Two children with an aggressive form of childhood leukemia had a complete remission of their disease—showing no evidence of cancer cells in their bodies—after treatment with a novel cell therapy that reprogrammed their immune cells to rapidly multiply and destroy leukemia cells. A research team from The Children's Hospital of Philadelphia and the University of Pennsylvania published the case report of two pediatric patients online on March 25, 2013 in an open-access article in The New England Journal of Medicine. One of the patients, 7-year-old Emily Whitehead (photo), was featured in news stories in December 2012 after the experimental therapy led to her dramatic recovery after she relapsed following conventional treatment. Emily remains healthy and cancer-free, 11 months after receiving bioengineered T cells that zeroed in on a target found in this type of leukemia, called acute lymphoblastic leukemia (ALL). The other patient, a 10-year-old girl, who also had a complete response to the same treatment, suffered a relapse two months later when other leukemia cells appeared that did not harbor the specific cell receptor targeted by the therapy. "This study describes how these cells have a potent anticancer effect in children," said co-first author Stephan A. Grupp, M.D., Ph.D., of The Children's Hospital of Philadelphia, where both patients were treated in this clinical trial. "However, we also learned that in some patients with ALL, we will need to further modify the treatment to target other molecules on the surface of leukemia cells." Dr. Grupp is the director of Translational Research for the Center for Childhood Cancer Research at The Children's Hospital of Philadelphia, and a professor of Pediatrics at the Perelman School of Medicine at the University of Pennsylvania.

46-Gene Sequencing Test for Cancer Patients in UK’s National Health Service

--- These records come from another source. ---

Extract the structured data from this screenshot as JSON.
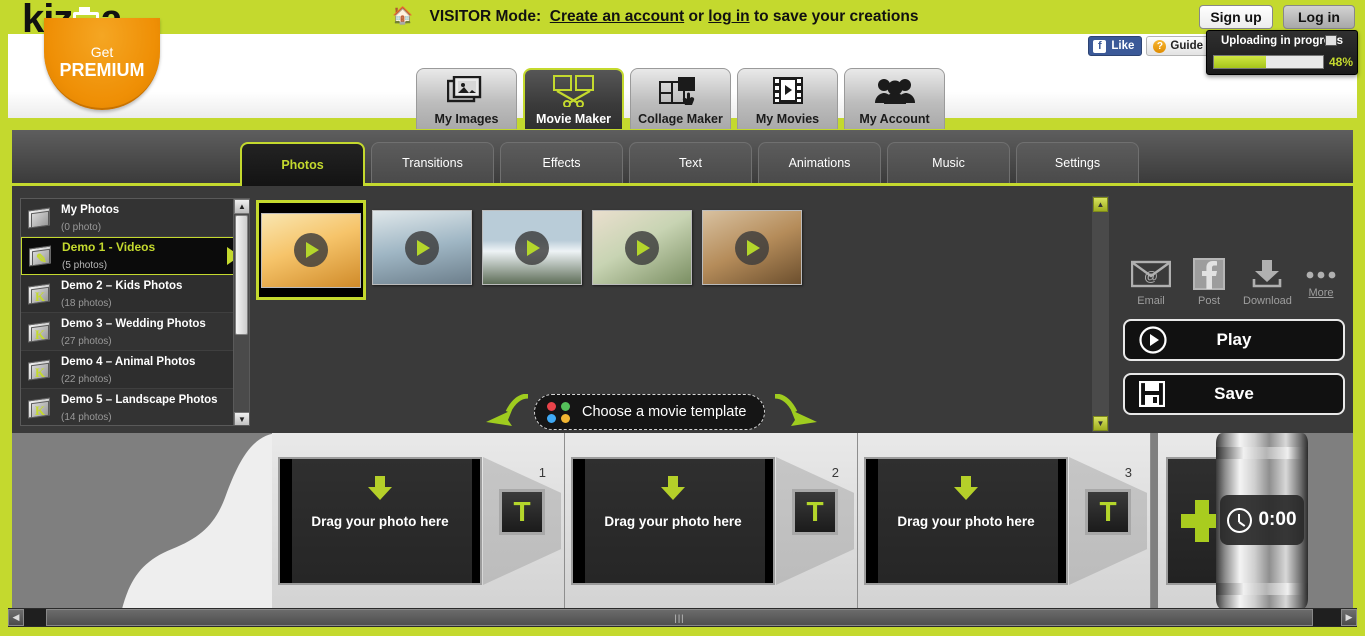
{
  "brand": {
    "name": "kizoa",
    "accent": "#c4d92e",
    "premium_get": "Get",
    "premium_label": "PREMIUM"
  },
  "topbar": {
    "home_icon": "home-icon",
    "mode_prefix": "VISITOR Mode:",
    "create_account": "Create an account",
    "or": "or",
    "log_in": "log in",
    "suffix": "to save your creations",
    "signup_label": "Sign up",
    "login_label": "Log in"
  },
  "minibar": {
    "like_label": "Like",
    "like_f": "f",
    "guide_label": "Guide",
    "guide_q": "?",
    "phone_icon": "phone-icon",
    "mail_icon": "mail-icon",
    "visitor_mode_label": "VISITOR Mode"
  },
  "upload_tooltip": {
    "title": "Uploading in progress",
    "percent_label": "48%",
    "percent": 48,
    "fill_color": "#b5d029"
  },
  "main_tabs": [
    {
      "label": "My Images",
      "icon": "images-stack-icon",
      "active": false
    },
    {
      "label": "Movie Maker",
      "icon": "film-scissors-icon",
      "active": true
    },
    {
      "label": "Collage Maker",
      "icon": "collage-hand-icon",
      "active": false
    },
    {
      "label": "My Movies",
      "icon": "film-play-icon",
      "active": false
    },
    {
      "label": "My Account",
      "icon": "people-icon",
      "active": false
    }
  ],
  "sub_tabs": [
    {
      "label": "Photos",
      "active": true
    },
    {
      "label": "Transitions",
      "active": false
    },
    {
      "label": "Effects",
      "active": false
    },
    {
      "label": "Text",
      "active": false
    },
    {
      "label": "Animations",
      "active": false
    },
    {
      "label": "Music",
      "active": false
    },
    {
      "label": "Settings",
      "active": false
    }
  ],
  "albums": [
    {
      "name": "My Photos",
      "count": "(0 photo)",
      "selected": false,
      "icon": "book-icon"
    },
    {
      "name": "Demo 1 - Videos",
      "count": "(5 photos)",
      "selected": true,
      "icon": "open-book-icon"
    },
    {
      "name": "Demo 2 – Kids Photos",
      "count": "(18 photos)",
      "selected": false,
      "icon": "k-book-icon"
    },
    {
      "name": "Demo 3 – Wedding Photos",
      "count": "(27 photos)",
      "selected": false,
      "icon": "k-book-icon"
    },
    {
      "name": "Demo 4 – Animal Photos",
      "count": "(22 photos)",
      "selected": false,
      "icon": "k-book-icon"
    },
    {
      "name": "Demo 5 – Landscape Photos",
      "count": "(14 photos)",
      "selected": false,
      "icon": "k-book-icon"
    }
  ],
  "thumbnails": [
    {
      "alt": "sunset-field-video",
      "selected": true,
      "c1": "#f6c46a",
      "c2": "#d08b2a",
      "c3": "#f9e6b0"
    },
    {
      "alt": "couple-bridge-video",
      "selected": false,
      "c1": "#9fb6c4",
      "c2": "#6d7f8c",
      "c3": "#dfe7ea"
    },
    {
      "alt": "snow-mountain-video",
      "selected": false,
      "c1": "#b9ccd8",
      "c2": "#5e6e58",
      "c3": "#eef3f6"
    },
    {
      "alt": "waterfall-video",
      "selected": false,
      "c1": "#c8d4b3",
      "c2": "#7b8f63",
      "c3": "#eadfce"
    },
    {
      "alt": "autumn-leaves-video",
      "selected": false,
      "c1": "#b58c5a",
      "c2": "#6c4f2e",
      "c3": "#d8c1a0"
    }
  ],
  "share_actions": [
    {
      "label": "Email",
      "icon": "email-icon"
    },
    {
      "label": "Post",
      "icon": "facebook-icon"
    },
    {
      "label": "Download",
      "icon": "download-icon"
    },
    {
      "label": "More",
      "icon": "more-dots-icon"
    }
  ],
  "buttons": {
    "play_label": "Play",
    "save_label": "Save"
  },
  "choose_template": {
    "label": "Choose a movie template",
    "dot_colors": [
      "#e8434a",
      "#54c05a",
      "#3fa9f5",
      "#f2b632"
    ]
  },
  "timeline": {
    "drop_text": "Drag your photo here",
    "text_button": "T",
    "slots": [
      {
        "number": "1"
      },
      {
        "number": "2"
      },
      {
        "number": "3"
      }
    ],
    "add_icon": "plus-icon",
    "duration": "0:00",
    "clock_icon": "clock-icon"
  },
  "scrollbars": {
    "up_arrow": "▲",
    "down_arrow": "▼",
    "left_arrow": "◀",
    "right_arrow": "▶",
    "grip": "|||"
  }
}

The first multi-gene DNA sequencing test that can help predict cancer patients' responses to treatment has been launched in the National Health Service (NHS) in the UK, thanks to a partnership between scientists at the University of Oxford and the Oxford University Hospitals NHS Trust. The test uses the latest DNA sequencing techniques to detect mutations across 46 genes that may be driving cancer growth in patients with solid tumors. The presence of a mutation in a gene can potentially determine which treatment a patient should receive. The researchers say the number of genes tested marks a step change in introducing next-generation DNA sequencing technology into the NHS, and heralds the arrival of genomic medicine with whole genome sequencing of patients just around the corner. The many-gene sequencing test has been launched through the National Institute for Health Research (NIHR) Oxford Biomedical Research Centre (BRC), a collaboration between the Oxford University Hospitals NHS Trust and Oxford University to accelerate healthcare innovation, and which has partly funded this initiative. The BRC Molecular Diagnostics Centre carries out the test. The lab, based at Oxford University Hospitals, covers all cancer patients in the Thames Valley area. But the scientists are looking to scale this up into a truly national NHS service through the course of this year. The new £300 test could save significantly more in drug costs by getting patients on to the right treatments straightaway, reducing harm from side effects as well as the time lost before arriving at an effective treatment. “We are the first to introduce a multi-gene diagnostic test for tumor profiling on the NHS using the latest DNA sequencing technology,” says Dr.